Divine Mercy Sunday
Jesus Christ comes to us by water, blood, and the Spirit of Truth
Easter is about empowerment. In the Gospel (readings http://www.usccb.org/bible/readings/040818.cfm) we hear that initially the disciples hid from the Jews out of fear. So how did these people become those Apostles who testified to the Resurrection with great power?
Perhaps we should say Easter is 1st about transformation, then empowerment. St John describes this transformation as overcoming the world by faith. And although we don’t have the luxury of Thomas’ encounter with the risen Christ, Christian initiation has three elements that similarly transform us, empowering us to testify to the Resurrection.

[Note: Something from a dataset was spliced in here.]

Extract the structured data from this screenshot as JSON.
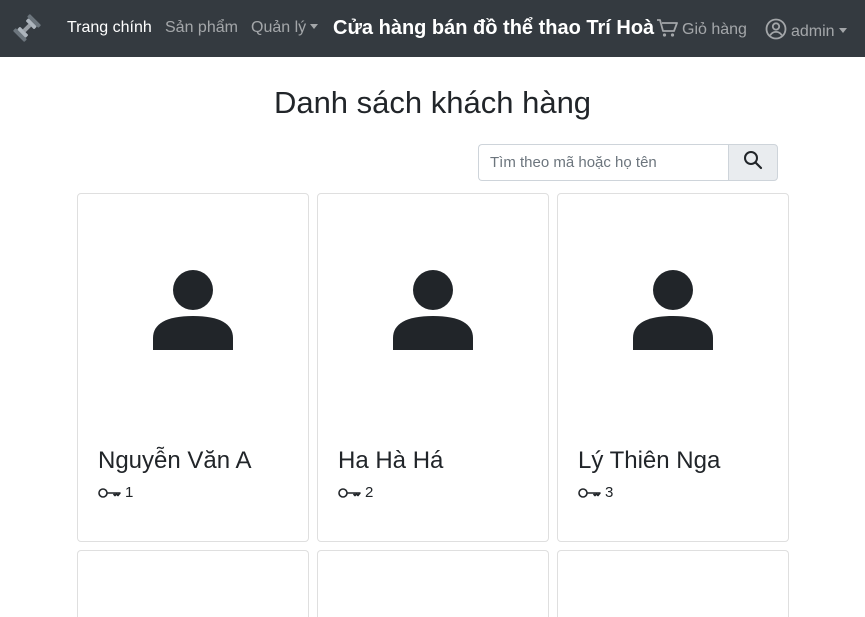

The blood and water St John refers to are ancient symbols of baptism and Eucharist. Through baptism our sins are washed away by the cleansing waters of rebirth. The blood represents the Eucharistic Sacrifice that is now bloodless, and which is the life of souls. And last, we receive the Spirit of Truth in confirmation that testifies to the Truth.
There is an infinite abyss between the All Holy God and us mere creatures; wounded and broken sinners. Divine Mercy refers to God overlooking this abyss – our unworthiness of his love – and yet calling us to share in his life at the cost of his own Sons’ life. What God has done is unfathomable. Now God imparts that new Life of Easter to the Church through the sacraments.
Yes, the disciples were the first to be renewed by the experience of God’s forgiveness streaming from the Cross; of the Lords’ peace; of the Spirit at Pentecost. We just experience that differently. We experience forgiveness through baptism and confession. We are transformed by the reception of the Eucharist. And we are empowered by having the fire of God’s love sealed within our heart at Confirmation.
Sacraments transform us, empower us. Through them we encounter the Risen Lord. Through them we continue to experience and be transformed by the God of mercy as we struggle daily to grow into the big shoes God has for us. We are unworthy of such Love, but that is precisely why God’s mercy and goodness is unfathomable. Jesus doesn’t weigh up our worthiness but simply gives to those willing to receive.
Today is the feast of Divine Mercy, let us who receive the sacraments, once again confidently approach the Father of mercies with unshakeable faith. Let us once again ask that our inner transformation and peace with God be deepened that we may be ever more empowered to testify to the Resurrection, to preach the Gospel and to be more like his Son, Christ our Lord. Amen.
Image: Original painting of the Divine Mercy (by Eugeniusz Kazimirowski in 1934) with English version of inscription. This is this image which was done with Sister Faustina's instructions and before her death in 1938, unlike the most known version by Adolf Hyła painted in 1943.